> Problem requirements
Your answer should be the records below, written out exactly.

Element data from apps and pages
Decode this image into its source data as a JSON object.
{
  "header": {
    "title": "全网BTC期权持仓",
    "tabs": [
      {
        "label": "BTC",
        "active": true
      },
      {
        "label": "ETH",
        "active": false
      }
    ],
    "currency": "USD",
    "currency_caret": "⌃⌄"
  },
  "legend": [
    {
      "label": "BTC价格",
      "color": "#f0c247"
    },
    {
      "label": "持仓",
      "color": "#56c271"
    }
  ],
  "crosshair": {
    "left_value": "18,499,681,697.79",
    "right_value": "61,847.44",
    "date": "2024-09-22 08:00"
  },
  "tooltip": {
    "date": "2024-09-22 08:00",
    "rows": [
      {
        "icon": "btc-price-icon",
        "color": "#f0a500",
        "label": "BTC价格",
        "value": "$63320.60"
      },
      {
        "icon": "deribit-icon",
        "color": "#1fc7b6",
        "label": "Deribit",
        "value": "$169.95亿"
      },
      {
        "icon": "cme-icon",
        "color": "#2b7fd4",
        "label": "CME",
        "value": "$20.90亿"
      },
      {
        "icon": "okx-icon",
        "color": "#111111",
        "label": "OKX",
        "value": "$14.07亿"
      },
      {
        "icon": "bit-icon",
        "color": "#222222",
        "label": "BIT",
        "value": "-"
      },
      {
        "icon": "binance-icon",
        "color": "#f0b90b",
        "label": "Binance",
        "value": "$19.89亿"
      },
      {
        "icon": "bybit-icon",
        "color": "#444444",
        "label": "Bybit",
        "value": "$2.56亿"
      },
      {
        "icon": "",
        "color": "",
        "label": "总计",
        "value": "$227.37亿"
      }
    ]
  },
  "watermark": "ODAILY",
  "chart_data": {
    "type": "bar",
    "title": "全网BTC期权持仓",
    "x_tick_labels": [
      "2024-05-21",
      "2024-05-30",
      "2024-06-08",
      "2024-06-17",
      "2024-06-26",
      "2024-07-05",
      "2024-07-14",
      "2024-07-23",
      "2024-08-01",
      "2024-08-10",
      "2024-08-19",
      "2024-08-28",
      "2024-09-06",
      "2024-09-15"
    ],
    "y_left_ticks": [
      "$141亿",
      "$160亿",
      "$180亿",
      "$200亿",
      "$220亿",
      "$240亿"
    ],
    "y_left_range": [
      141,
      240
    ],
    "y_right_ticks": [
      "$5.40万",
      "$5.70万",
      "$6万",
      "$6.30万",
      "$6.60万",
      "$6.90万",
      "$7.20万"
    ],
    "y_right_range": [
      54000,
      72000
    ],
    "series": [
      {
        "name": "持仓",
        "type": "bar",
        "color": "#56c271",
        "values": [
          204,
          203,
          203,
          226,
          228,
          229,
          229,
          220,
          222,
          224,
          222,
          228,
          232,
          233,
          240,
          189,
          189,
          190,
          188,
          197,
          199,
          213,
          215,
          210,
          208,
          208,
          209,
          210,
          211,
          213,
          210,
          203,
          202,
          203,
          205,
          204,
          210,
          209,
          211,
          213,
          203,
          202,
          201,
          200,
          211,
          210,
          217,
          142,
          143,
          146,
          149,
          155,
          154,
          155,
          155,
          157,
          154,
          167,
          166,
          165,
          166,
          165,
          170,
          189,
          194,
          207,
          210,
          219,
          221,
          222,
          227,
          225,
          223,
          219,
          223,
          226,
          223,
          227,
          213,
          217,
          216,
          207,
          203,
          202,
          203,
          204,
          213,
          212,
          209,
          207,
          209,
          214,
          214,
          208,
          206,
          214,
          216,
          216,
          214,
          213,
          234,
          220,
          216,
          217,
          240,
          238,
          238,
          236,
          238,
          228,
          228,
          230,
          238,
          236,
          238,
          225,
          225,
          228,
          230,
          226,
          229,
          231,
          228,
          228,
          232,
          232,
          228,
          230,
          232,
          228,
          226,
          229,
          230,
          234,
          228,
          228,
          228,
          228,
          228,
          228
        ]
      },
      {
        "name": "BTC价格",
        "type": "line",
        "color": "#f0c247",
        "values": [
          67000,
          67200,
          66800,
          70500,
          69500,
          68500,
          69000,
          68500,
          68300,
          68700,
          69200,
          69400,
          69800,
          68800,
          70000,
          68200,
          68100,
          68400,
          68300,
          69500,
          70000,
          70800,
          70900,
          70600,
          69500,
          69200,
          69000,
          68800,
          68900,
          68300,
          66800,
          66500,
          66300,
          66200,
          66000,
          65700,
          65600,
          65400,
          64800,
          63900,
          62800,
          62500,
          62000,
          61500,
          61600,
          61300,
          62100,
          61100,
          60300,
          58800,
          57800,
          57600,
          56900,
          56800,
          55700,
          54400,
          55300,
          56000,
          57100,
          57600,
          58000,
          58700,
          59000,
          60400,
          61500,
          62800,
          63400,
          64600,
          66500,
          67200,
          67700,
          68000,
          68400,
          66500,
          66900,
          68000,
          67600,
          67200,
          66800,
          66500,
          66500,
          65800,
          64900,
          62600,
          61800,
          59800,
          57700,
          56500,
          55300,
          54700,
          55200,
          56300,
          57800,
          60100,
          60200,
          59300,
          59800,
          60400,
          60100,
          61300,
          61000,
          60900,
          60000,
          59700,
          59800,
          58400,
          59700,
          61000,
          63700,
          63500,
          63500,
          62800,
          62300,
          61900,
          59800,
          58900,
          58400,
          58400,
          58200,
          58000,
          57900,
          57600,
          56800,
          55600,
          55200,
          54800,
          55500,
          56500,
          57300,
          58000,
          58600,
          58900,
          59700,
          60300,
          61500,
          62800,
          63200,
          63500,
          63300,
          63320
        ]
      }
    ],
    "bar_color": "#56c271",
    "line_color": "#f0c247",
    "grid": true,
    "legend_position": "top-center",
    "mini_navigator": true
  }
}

> The completed task
Decode this image into its source data as a JSON object.
{
  "header": {
    "title": "全网BTC期权持仓",
    "tabs": [
      {
        "label": "BTC",
        "active": true
      },
      {
        "label": "ETH",
        "active": false
      }
    ],
    "currency": "USD",
    "currency_caret": "⌃⌄"
  },
  "legend": [
    {
      "label": "BTC价格",
      "color": "#f0c247"
    },
    {
      "label": "持仓",
      "color": "#56c271"
    }
  ],
  "crosshair": {
    "left_value": "18,499,681,697.79",
    "right_value": "61,847.44",
    "date": "2024-09-22 08:00"
  },
  "tooltip": {
    "date": "2024-09-22 08:00",
    "rows": [
      {
        "icon": "btc-price-icon",
        "color": "#f0a500",
        "label": "BTC价格",
        "value": "$63320.60"
      },
      {
        "icon": "deribit-icon",
        "color": "#1fc7b6",
        "label": "Deribit",
        "value": "$169.95亿"
      },
      {
        "icon": "cme-icon",
        "color": "#2b7fd4",
        "label": "CME",
        "value": "$20.90亿"
      },
      {
        "icon": "okx-icon",
        "color": "#111111",
        "label": "OKX",
        "value": "$14.07亿"
      },
      {
        "icon": "bit-icon",
        "color": "#222222",
        "label": "BIT",
        "value": "-"
      },
      {
        "icon": "binance-icon",
        "color": "#f0b90b",
        "label": "Binance",
        "value": "$19.89亿"
      },
      {
        "icon": "bybit-icon",
        "color": "#444444",
        "label": "Bybit",
        "value": "$2.56亿"
      },
      {
        "icon": "",
        "color": "",
        "label": "总计",
        "value": "$227.37亿"
      }
    ]
  },
  "watermark": "ODAILY",
  "chart_data": {
    "type": "bar",
    "title": "全网BTC期权持仓",
    "x_tick_labels": [
      "2024-05-21",
      "2024-05-30",
      "2024-06-08",
      "2024-06-17",
      "2024-06-26",
      "2024-07-05",
      "2024-07-14",
      "2024-07-23",
      "2024-08-01",
      "2024-08-10",
      "2024-08-19",
      "2024-08-28",
      "2024-09-06",
      "2024-09-15"
    ],
    "y_left_ticks": [
      "$141亿",
      "$160亿",
      "$180亿",
      "$200亿",
      "$220亿",
      "$240亿"
    ],
    "y_left_range": [
      141,
      240
    ],
    "y_right_ticks": [
      "$5.40万",
      "$5.70万",
      "$6万",
      "$6.30万",
      "$6.60万",
      "$6.90万",
      "$7.20万"
    ],
    "y_right_range": [
      54000,
      72000
    ],
    "series": [
      {
        "name": "持仓",
        "type": "bar",
        "color": "#56c271",
        "values": [
          204,
          203,
          203,
          226,
          228,
          229,
          229,
          220,
          222,
          224,
          222,
          228,
          232,
          233,
          240,
          189,
          189,
          190,
          188,
          197,
          199,
          213,
          215,
          210,
          208,
          208,
          209,
          210,
          211,
          213,
          210,
          203,
          202,
          203,
          205,
          204,
          210,
          209,
          211,
          213,
          203,
          202,
          201,
          200,
          211,
          210,
          217,
          142,
          143,
          146,
          149,
          155,
          154,
          155,
          155,
          157,
          154,
          167,
          166,
          165,
          166,
          165,
          170,
          189,
          194,
          207,
          210,
          219,
          221,
          222,
          227,
          225,
          223,
          219,
          223,
          226,
          223,
          227,
          213,
          217,
          216,
          207,
          203,
          202,
          203,
          204,
          213,
          212,
          209,
          207,
          209,
          214,
          214,
          208,
          206,
          214,
          216,
          216,
          214,
          213,
          234,
          220,
          216,
          217,
          240,
          238,
          238,
          236,
          238,
          228,
          228,
          230,
          238,
          236,
          238,
          225,
          225,
          228,
          230,
          226,
          229,
          231,
          228,
          228,
          232,
          232,
          228,
          230,
          232,
          228,
          226,
          229,
          230,
          234,
          228,
          228,
          228,
          228,
          228,
          228
        ]
      },
      {
        "name": "BTC价格",
        "type": "line",
        "color": "#f0c247",
        "values": [
          67000,
          67200,
          66800,
          70500,
          69500,
          68500,
          69000,
          68500,
          68300,
          68700,
          69200,
          69400,
          69800,
          68800,
          70000,
          68200,
          68100,
          68400,
          68300,
          69500,
          70000,
          70800,
          70900,
          70600,
          69500,
          69200,
          69000,
          68800,
          68900,
          68300,
          66800,
          66500,
          66300,
          66200,
          66000,
          65700,
          65600,
          65400,
          64800,
          63900,
          62800,
          62500,
          62000,
          61500,
          61600,
          61300,
          62100,
          61100,
          60300,
          58800,
          57800,
          57600,
          56900,
          56800,
          55700,
          54400,
          55300,
          56000,
          57100,
          57600,
          58000,
          58700,
          59000,
          60400,
          61500,
          62800,
          63400,
          64600,
          66500,
          67200,
          67700,
          68000,
          68400,
          66500,
          66900,
          68000,
          67600,
          67200,
          66800,
          66500,
          66500,
          65800,
          64900,
          62600,
          61800,
          59800,
          57700,
          56500,
          55300,
          54700,
          55200,
          56300,
          57800,
          60100,
          60200,
          59300,
          59800,
          60400,
          60100,
          61300,
          61000,
          60900,
          60000,
          59700,
          59800,
          58400,
          59700,
          61000,
          63700,
          63500,
          63500,
          62800,
          62300,
          61900,
          59800,
          58900,
          58400,
          58400,
          58200,
          58000,
          57900,
          57600,
          56800,
          55600,
          55200,
          54800,
          55500,
          56500,
          57300,
          58000,
          58600,
          58900,
          59700,
          60300,
          61500,
          62800,
          63200,
          63500,
          63300,
          63320
        ]
      }
    ],
    "bar_color": "#56c271",
    "line_color": "#f0c247",
    "grid": true,
    "legend_position": "top-center",
    "mini_navigator": true
  }
}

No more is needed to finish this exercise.